This is an important review because Boston Lager is a transition beer for many craft drinkers, meaning this particular brew is often the first non-macro lager to be experimented with. While Boston Lager wasn’t my “transitional” beer, I think I’ve drank enough of these to make a small fort. At just 4.9% ABV (alcohol by volume), this may be the quintessential American session beer which many call their “go-to” drink.
Pouring made an average size head, frothy and rocky, with a lasting quality. The beer was exceptionally clear, practically sparkling, with a firework-like display of carbonation bubbles zipping to the surface. The beer’s color was deep gold, almost verging toward amber, and the lacing was good, leaving behind some nice thick patches.
The aromatics featured grains up front, backed by floral hops that had slight citrus (orange) scents. It’s somewhat grassy and has a touch of biscuit malt, and there was a nice combination of crispy spice and caramel sweetness going on.
On the palate, there is a reward of balance to be found. There was sweet caramel at the top, balanced by a nice floral and herbal hop. This continues until the beer finishes with a touch of spice and bitter hops, cleansing the palate and refreshing the taste buds. The texture of the beer was thin and slick.
Perhaps this is the perfect transition beer?
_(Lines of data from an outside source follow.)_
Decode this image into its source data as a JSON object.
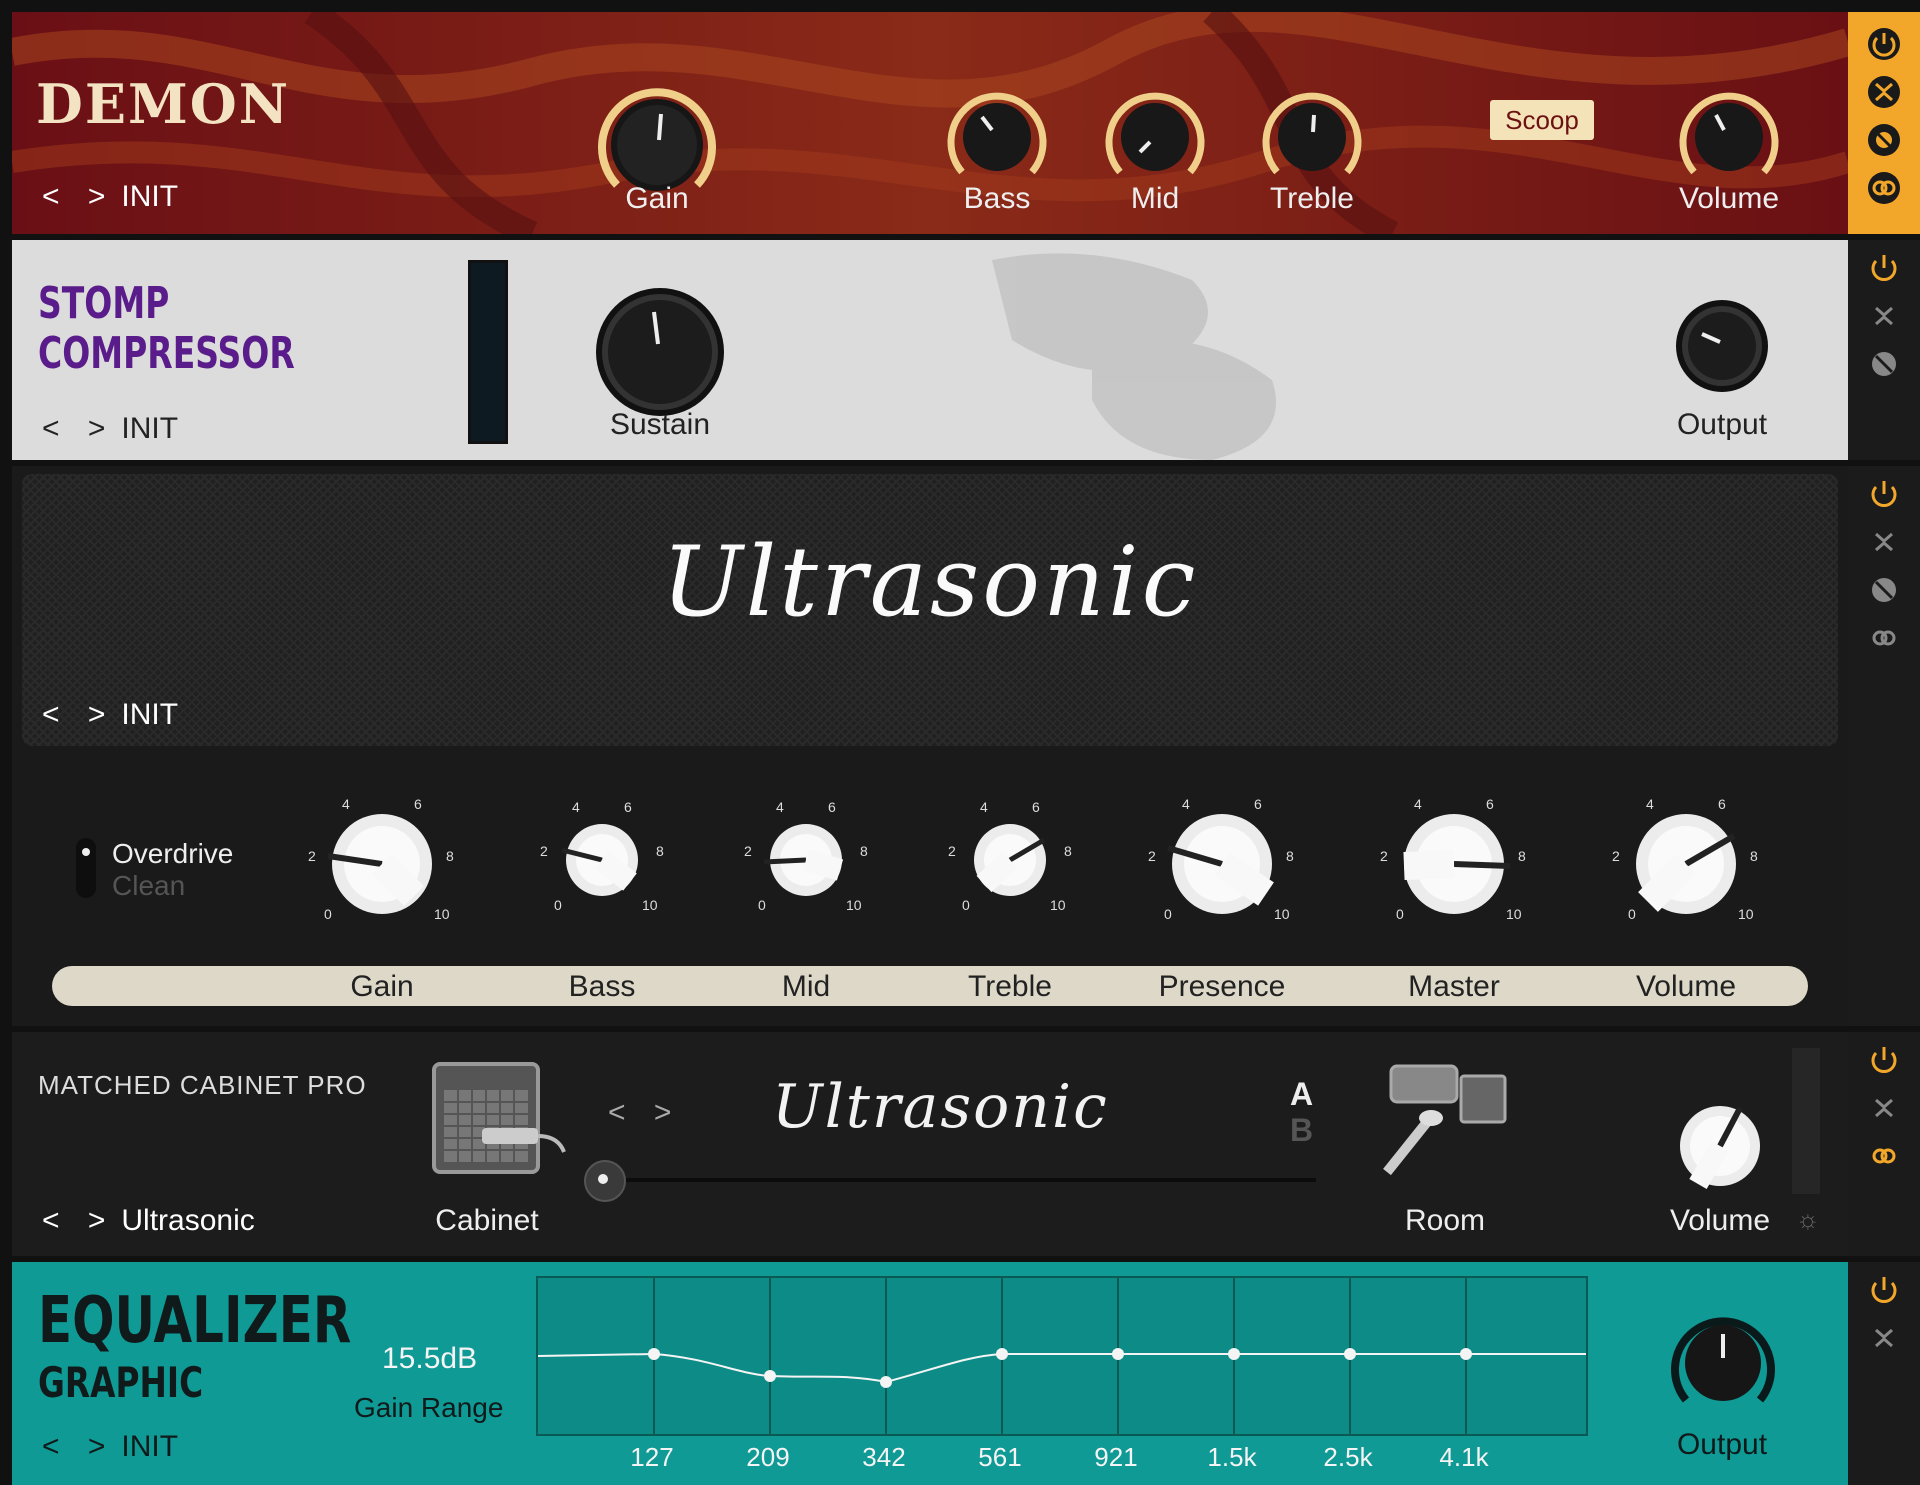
{
  "colors": {
    "accent": "#f2a72b",
    "demon_bg": "#6e1414",
    "eq_bg": "#0f9a95",
    "compressor_title": "#5a1c8a"
  },
  "demon": {
    "logo": "DEMON",
    "preset": "INIT",
    "nav": "< >",
    "knobs": {
      "gain": "Gain",
      "bass": "Bass",
      "mid": "Mid",
      "treble": "Treble",
      "volume": "Volume"
    },
    "scoop": "Scoop"
  },
  "compressor": {
    "title_line1": "STOMP",
    "title_line2": "COMPRESSOR",
    "preset": "INIT",
    "nav": "< >",
    "sustain": "Sustain",
    "output": "Output"
  },
  "ultrasonic": {
    "logo": "Ultrasonic",
    "preset": "INIT",
    "nav": "< >",
    "mode_options": [
      "Overdrive",
      "Clean"
    ],
    "mode_selected": "Overdrive",
    "knobs": [
      "Gain",
      "Bass",
      "Mid",
      "Treble",
      "Presence",
      "Master",
      "Volume"
    ],
    "scale": {
      "s0": "0",
      "s2": "2",
      "s4": "4",
      "s6": "6",
      "s8": "8",
      "s10": "10"
    }
  },
  "cabinet": {
    "title": "MATCHED CABINET PRO",
    "preset": "Ultrasonic",
    "nav": "< >",
    "cabinet_label": "Cabinet",
    "cab_nav": "< >",
    "logo": "Ultrasonic",
    "ab_a": "A",
    "ab_b": "B",
    "room_label": "Room",
    "volume_label": "Volume"
  },
  "equalizer": {
    "title_line1": "EQUALIZER",
    "title_line2": "GRAPHIC",
    "preset": "INIT",
    "nav": "< >",
    "gain_value": "15.5dB",
    "gain_label": "Gain Range",
    "bands": [
      "127",
      "209",
      "342",
      "561",
      "921",
      "1.5k",
      "2.5k",
      "4.1k"
    ],
    "output": "Output"
  },
  "sidebar": {
    "icons": [
      "power-icon",
      "collapse-icon",
      "settings-icon",
      "link-icon"
    ]
  }
}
The reward for the starter craft beer drinker with Boston Lager is a beverage that is full-flavored, but not full-bodied. This drink will please novice and seasoned crafties alike; this is just a nice, classic beer, and one I would never turn down if offered. While I generally like more of a fuller body, you can’t deny this beer for what it is: a solid offering that has stood the test of time.
Samuel Adams Boston Lager, 84 points. Price: $8.99 US for a six pack.